After Oates had laboured to invalidate the credit of his own former supporters, but now opponents, Serjeant Jeffreys argued to the jury that 'if these three witnesses were not believed, the evidence and discovery of the popish plot would be tripped up.' College had conducted his defence vigorously. At nearly two o'clock in the morning the jury retired, and in half an hour gave their verdict of guilty. The court then adjourned until ten o'clock, when sentence of death was pronounced against him. He was visited in prison by two of the university divines, Dr. Marshall and Dr. Hall, who declared him to be penitent. His family was admitted to see him, and attempts made to obtain a remission of the sentence, but the sole concession granted was that his quarters should be delivered to his friends. On 31 Aug. he was borne in a cart to the place of execution, and made a long speech, chiefly to clear himself from the charge of being a papist, admitting that he had been present once at a Romanist service, but only from curiosity. He denied that he was guilty of the treason whereof he had been convicted, and knew of no plot except the popish plot; that the witnesses against him had sworn falsely; but he admitted that he rode armed to Oxford, for the sake of defending the parliament from assaults of the papists, and that he had been very zealous for protestantism, and might have uttered in heat words of indecency against the king and his council; he finally desired the people to pray for him, and wished that his blood might be the last protestant's blood the church of Rome would shed. Having kissed his son he was then hanged and quartered. His body was carried to London by his friends, and buried the next evening at St. Gregory's Church, by St. Paul's. No trust can be placed in 'A Letter written from Oxford by Mr. Stephen College to his friends in London,' dated 1681; it is one of Nathaniel Thompson's ' pious frauds,' or a jest not intended to mislead anybody. Another clever party squib from the same publisher is mockingly entitled 'A Modest Vindication of the Proceedings of the late Grand Jury at the Old Baily, who returned the bill against Stephen College, Ignoramus.' It pretends to attribute their doing so to a loyal impulse, in order to bring about the sure punishment at Oxford, as if tried in London the petty jury would have acquitted him. Many ballads and lampoons were circulated against him at the time of his death, one of the best being Matthew Taubman's song, 'On the Death of the Protestant Joyner,' beginning,

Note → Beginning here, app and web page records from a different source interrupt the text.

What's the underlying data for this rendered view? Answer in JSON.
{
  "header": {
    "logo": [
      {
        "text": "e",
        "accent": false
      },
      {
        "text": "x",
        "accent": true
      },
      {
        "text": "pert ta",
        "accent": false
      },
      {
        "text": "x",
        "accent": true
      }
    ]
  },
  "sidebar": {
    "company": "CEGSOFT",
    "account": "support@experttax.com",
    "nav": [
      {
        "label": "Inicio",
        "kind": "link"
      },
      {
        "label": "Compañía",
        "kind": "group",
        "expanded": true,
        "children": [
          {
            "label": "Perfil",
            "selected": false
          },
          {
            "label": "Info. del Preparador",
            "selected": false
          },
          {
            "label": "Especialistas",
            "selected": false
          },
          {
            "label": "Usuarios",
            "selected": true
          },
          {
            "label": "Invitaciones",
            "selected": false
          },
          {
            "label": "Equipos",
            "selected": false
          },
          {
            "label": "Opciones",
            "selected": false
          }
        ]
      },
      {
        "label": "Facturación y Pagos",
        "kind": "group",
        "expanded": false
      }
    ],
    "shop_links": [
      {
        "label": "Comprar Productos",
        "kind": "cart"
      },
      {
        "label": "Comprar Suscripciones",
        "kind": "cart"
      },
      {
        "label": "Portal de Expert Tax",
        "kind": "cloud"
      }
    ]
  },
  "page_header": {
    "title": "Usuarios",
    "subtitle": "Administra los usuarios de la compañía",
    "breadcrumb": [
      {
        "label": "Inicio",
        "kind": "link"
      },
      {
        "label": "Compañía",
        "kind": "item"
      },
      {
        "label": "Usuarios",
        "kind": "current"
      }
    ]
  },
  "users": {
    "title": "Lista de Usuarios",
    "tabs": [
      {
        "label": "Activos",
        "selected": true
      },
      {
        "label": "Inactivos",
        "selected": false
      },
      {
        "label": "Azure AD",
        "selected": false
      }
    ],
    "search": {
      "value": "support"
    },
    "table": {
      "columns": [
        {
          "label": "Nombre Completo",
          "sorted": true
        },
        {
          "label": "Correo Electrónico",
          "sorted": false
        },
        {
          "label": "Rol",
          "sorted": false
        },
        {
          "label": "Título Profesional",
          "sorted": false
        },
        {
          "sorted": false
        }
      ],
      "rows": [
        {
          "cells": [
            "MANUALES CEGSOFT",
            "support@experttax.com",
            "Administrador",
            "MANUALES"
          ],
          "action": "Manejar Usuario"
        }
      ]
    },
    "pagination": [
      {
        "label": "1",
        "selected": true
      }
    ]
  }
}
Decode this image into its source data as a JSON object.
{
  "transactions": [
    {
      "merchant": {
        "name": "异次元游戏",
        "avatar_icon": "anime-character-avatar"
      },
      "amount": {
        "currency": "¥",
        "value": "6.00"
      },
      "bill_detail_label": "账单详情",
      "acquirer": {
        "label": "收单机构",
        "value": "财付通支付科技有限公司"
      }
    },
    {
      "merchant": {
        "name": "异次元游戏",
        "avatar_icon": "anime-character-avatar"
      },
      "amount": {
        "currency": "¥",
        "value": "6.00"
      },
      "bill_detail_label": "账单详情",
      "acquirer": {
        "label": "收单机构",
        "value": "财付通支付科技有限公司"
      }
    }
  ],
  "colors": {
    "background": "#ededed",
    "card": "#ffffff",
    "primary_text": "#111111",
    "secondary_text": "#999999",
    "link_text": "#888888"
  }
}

Brave College is hang'd, the chief of our hopes,
Sung to the tune of 'Now, now the Right's done' (180 Loyal Songs, 1685, p. 64). The portrait of College is in the Cracherode collection, British Museum. Although the features are plebeian, with high cheek-bones, coarse nose and mouth, long upper lip, and massive chin, he has an intelligent expression of eye, and is dressed above his station, with flowing peruke, lace cravat, and rich cloak.
[The Arraignment, Tryal, and Condemnation of Stephen College for High Treason (Brit. Mus. 6495, i. 4); Sir John Hawles's Remarks upon the Trials of E. Fitzharris, Stephen College, and others; Lingard, x. 33 Cobbett's State Trials, vii. 1466, and viii. 549, &c.; Bulstrode; North's Examen; Notes upon Stephen College, by Roger L'Estrange, 2nd ed. 1681; Strange News from Newgate, or A Relation how the Ghost of College the Protestant Joyner appeared to Hone the Joyner since his condemnation. Printed for N. T., 1683; Stephen College's Ghost to the Fanatical Cabal, 1681, beginning 'From the unfathom'd bowels of those cells;' A Poem by way of Elegie upon Mr. Stephen College, beginning, 'Ah, College! how relentless is thy fate;' answered in A Modest Reply to the too hasty and malicious Libel entituled An Elegy, etc., beginning, 'Tis wicked with insulting feet to tread upon the monuments of the dead,' printed for R. Janeway, 1681; Granger, iv. 205; Loyal Poems and Satyrs upon the Times, collected by M. T. (Matthew Taubman), 1685; Have you any Work for a Cooper? or A Comparison between a Cooper's (Shaftesbury's) and a Joyner' s Trade, beginning 'The Cooper and the Joyner are two famous Trades,' 1681; most of these ballads and elegies are reproduced in the Bagford Ballads and the Roxburghe Ballads, iv. 262, 263, and v. 34 to 40, of the Ballad Society, including 'The Protestant Flail' and 'The Oxford Health;' Poems on Affairs of State, iii. 178-90, 1704. The verses below his portrait in the copper-plate declare that 'By Irish oaths and wrested law I fell, A prey to Rome, a sacrifice to hell,' &c.]